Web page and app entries
+++
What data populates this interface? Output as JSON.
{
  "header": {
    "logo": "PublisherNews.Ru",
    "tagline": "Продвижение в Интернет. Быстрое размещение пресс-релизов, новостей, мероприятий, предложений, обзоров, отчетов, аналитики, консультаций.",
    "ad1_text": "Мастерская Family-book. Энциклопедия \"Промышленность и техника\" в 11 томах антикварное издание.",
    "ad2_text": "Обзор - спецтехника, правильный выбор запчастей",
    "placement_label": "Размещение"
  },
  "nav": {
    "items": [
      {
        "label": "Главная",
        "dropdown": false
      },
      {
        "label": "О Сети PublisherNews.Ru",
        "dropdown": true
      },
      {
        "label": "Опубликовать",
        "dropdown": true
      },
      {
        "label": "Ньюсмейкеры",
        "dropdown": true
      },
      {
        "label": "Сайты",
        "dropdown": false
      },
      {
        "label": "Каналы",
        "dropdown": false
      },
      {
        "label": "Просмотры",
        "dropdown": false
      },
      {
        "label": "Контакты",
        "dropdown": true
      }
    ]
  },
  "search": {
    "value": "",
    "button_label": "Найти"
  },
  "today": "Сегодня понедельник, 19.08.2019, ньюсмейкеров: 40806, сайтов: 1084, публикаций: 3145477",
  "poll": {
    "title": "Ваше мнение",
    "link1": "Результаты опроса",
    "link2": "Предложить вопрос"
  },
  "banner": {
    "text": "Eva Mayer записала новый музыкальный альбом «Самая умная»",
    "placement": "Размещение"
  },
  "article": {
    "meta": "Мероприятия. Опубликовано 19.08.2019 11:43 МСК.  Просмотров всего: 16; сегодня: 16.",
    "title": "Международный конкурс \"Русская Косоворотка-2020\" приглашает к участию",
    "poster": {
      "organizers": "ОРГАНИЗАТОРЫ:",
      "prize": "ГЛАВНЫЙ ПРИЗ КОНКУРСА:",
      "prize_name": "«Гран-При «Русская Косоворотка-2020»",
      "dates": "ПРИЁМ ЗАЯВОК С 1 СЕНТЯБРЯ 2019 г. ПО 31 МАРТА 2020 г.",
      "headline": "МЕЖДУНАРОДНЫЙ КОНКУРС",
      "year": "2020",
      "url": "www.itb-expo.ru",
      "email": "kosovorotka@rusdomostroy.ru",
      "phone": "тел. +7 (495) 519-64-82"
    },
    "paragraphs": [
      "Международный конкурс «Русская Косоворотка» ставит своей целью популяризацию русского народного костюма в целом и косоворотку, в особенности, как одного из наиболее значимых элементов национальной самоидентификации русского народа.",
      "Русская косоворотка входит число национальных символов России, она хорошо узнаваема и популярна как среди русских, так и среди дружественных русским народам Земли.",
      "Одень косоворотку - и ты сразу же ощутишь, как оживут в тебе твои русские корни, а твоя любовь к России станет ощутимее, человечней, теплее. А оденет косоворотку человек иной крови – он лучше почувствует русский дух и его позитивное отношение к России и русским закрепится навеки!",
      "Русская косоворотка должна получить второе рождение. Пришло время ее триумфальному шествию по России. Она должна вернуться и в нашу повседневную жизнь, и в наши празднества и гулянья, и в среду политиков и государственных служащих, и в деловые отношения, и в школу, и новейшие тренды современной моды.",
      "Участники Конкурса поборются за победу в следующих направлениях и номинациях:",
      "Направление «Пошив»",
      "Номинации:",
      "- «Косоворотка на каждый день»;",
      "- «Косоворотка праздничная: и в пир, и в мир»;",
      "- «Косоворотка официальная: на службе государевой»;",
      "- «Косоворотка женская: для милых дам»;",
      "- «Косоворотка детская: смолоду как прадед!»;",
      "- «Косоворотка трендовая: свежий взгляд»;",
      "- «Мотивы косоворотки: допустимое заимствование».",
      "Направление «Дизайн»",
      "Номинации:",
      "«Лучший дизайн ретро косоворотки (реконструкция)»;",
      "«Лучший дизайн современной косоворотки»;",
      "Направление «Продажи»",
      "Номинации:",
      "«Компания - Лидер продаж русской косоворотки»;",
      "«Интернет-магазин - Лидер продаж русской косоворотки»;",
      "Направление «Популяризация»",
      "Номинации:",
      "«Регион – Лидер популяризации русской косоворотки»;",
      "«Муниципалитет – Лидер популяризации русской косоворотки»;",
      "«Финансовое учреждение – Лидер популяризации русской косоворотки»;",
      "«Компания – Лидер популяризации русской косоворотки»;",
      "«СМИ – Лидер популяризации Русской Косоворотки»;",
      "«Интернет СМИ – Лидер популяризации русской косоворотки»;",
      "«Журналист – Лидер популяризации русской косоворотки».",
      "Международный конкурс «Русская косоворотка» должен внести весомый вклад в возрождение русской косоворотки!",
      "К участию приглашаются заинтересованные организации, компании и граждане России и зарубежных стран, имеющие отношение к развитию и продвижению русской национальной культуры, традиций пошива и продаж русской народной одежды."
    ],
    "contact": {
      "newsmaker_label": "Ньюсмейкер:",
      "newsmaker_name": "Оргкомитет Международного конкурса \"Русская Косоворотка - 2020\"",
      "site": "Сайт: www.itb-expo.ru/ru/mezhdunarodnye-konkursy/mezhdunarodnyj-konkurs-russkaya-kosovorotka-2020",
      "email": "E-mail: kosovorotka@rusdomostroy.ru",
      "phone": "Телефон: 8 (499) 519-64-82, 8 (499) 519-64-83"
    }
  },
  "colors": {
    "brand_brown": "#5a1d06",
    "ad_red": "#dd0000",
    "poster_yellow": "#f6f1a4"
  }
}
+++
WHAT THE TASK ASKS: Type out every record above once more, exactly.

SOLUTION TO THIS PROBLEM:
What data populates this interface? Output as JSON.
{
  "header": {
    "logo": "PublisherNews.Ru",
    "tagline": "Продвижение в Интернет. Быстрое размещение пресс-релизов, новостей, мероприятий, предложений, обзоров, отчетов, аналитики, консультаций.",
    "ad1_text": "Мастерская Family-book. Энциклопедия \"Промышленность и техника\" в 11 томах антикварное издание.",
    "ad2_text": "Обзор - спецтехника, правильный выбор запчастей",
    "placement_label": "Размещение"
  },
  "nav": {
    "items": [
      {
        "label": "Главная",
        "dropdown": false
      },
      {
        "label": "О Сети PublisherNews.Ru",
        "dropdown": true
      },
      {
        "label": "Опубликовать",
        "dropdown": true
      },
      {
        "label": "Ньюсмейкеры",
        "dropdown": true
      },
      {
        "label": "Сайты",
        "dropdown": false
      },
      {
        "label": "Каналы",
        "dropdown": false
      },
      {
        "label": "Просмотры",
        "dropdown": false
      },
      {
        "label": "Контакты",
        "dropdown": true
      }
    ]
  },
  "search": {
    "value": "",
    "button_label": "Найти"
  },
  "today": "Сегодня понедельник, 19.08.2019, ньюсмейкеров: 40806, сайтов: 1084, публикаций: 3145477",
  "poll": {
    "title": "Ваше мнение",
    "link1": "Результаты опроса",
    "link2": "Предложить вопрос"
  },
  "banner": {
    "text": "Eva Mayer записала новый музыкальный альбом «Самая умная»",
    "placement": "Размещение"
  },
  "article": {
    "meta": "Мероприятия. Опубликовано 19.08.2019 11:43 МСК.  Просмотров всего: 16; сегодня: 16.",
    "title": "Международный конкурс \"Русская Косоворотка-2020\" приглашает к участию",
    "poster": {
      "organizers": "ОРГАНИЗАТОРЫ:",
      "prize": "ГЛАВНЫЙ ПРИЗ КОНКУРСА:",
      "prize_name": "«Гран-При «Русская Косоворотка-2020»",
      "dates": "ПРИЁМ ЗАЯВОК С 1 СЕНТЯБРЯ 2019 г. ПО 31 МАРТА 2020 г.",
      "headline": "МЕЖДУНАРОДНЫЙ КОНКУРС",
      "year": "2020",
      "url": "www.itb-expo.ru",
      "email": "kosovorotka@rusdomostroy.ru",
      "phone": "тел. +7 (495) 519-64-82"
    },
    "paragraphs": [
      "Международный конкурс «Русская Косоворотка» ставит своей целью популяризацию русского народного костюма в целом и косоворотку, в особенности, как одного из наиболее значимых элементов национальной самоидентификации русского народа.",
      "Русская косоворотка входит число национальных символов России, она хорошо узнаваема и популярна как среди русских, так и среди дружественных русским народам Земли.",
      "Одень косоворотку - и ты сразу же ощутишь, как оживут в тебе твои русские корни, а твоя любовь к России станет ощутимее, человечней, теплее. А оденет косоворотку человек иной крови – он лучше почувствует русский дух и его позитивное отношение к России и русским закрепится навеки!",
      "Русская косоворотка должна получить второе рождение. Пришло время ее триумфальному шествию по России. Она должна вернуться и в нашу повседневную жизнь, и в наши празднества и гулянья, и в среду политиков и государственных служащих, и в деловые отношения, и в школу, и новейшие тренды современной моды.",
      "Участники Конкурса поборются за победу в следующих направлениях и номинациях:",
      "Направление «Пошив»",
      "Номинации:",
      "- «Косоворотка на каждый день»;",
      "- «Косоворотка праздничная: и в пир, и в мир»;",
      "- «Косоворотка официальная: на службе государевой»;",
      "- «Косоворотка женская: для милых дам»;",
      "- «Косоворотка детская: смолоду как прадед!»;",
      "- «Косоворотка трендовая: свежий взгляд»;",
      "- «Мотивы косоворотки: допустимое заимствование».",
      "Направление «Дизайн»",
      "Номинации:",
      "«Лучший дизайн ретро косоворотки (реконструкция)»;",
      "«Лучший дизайн современной косоворотки»;",
      "Направление «Продажи»",
      "Номинации:",
      "«Компания - Лидер продаж русской косоворотки»;",
      "«Интернет-магазин - Лидер продаж русской косоворотки»;",
      "Направление «Популяризация»",
      "Номинации:",
      "«Регион – Лидер популяризации русской косоворотки»;",
      "«Муниципалитет – Лидер популяризации русской косоворотки»;",
      "«Финансовое учреждение – Лидер популяризации русской косоворотки»;",
      "«Компания – Лидер популяризации русской косоворотки»;",
      "«СМИ – Лидер популяризации Русской Косоворотки»;",
      "«Интернет СМИ – Лидер популяризации русской косоворотки»;",
      "«Журналист – Лидер популяризации русской косоворотки».",
      "Международный конкурс «Русская косоворотка» должен внести весомый вклад в возрождение русской косоворотки!",
      "К участию приглашаются заинтересованные организации, компании и граждане России и зарубежных стран, имеющие отношение к развитию и продвижению русской национальной культуры, традиций пошива и продаж русской народной одежды."
    ],
    "contact": {
      "newsmaker_label": "Ньюсмейкер:",
      "newsmaker_name": "Оргкомитет Международного конкурса \"Русская Косоворотка - 2020\"",
      "site": "Сайт: www.itb-expo.ru/ru/mezhdunarodnye-konkursy/mezhdunarodnyj-konkurs-russkaya-kosovorotka-2020",
      "email": "E-mail: kosovorotka@rusdomostroy.ru",
      "phone": "Телефон: 8 (499) 519-64-82, 8 (499) 519-64-83"
    }
  },
  "colors": {
    "brand_brown": "#5a1d06",
    "ad_red": "#dd0000",
    "poster_yellow": "#f6f1a4"
  }
}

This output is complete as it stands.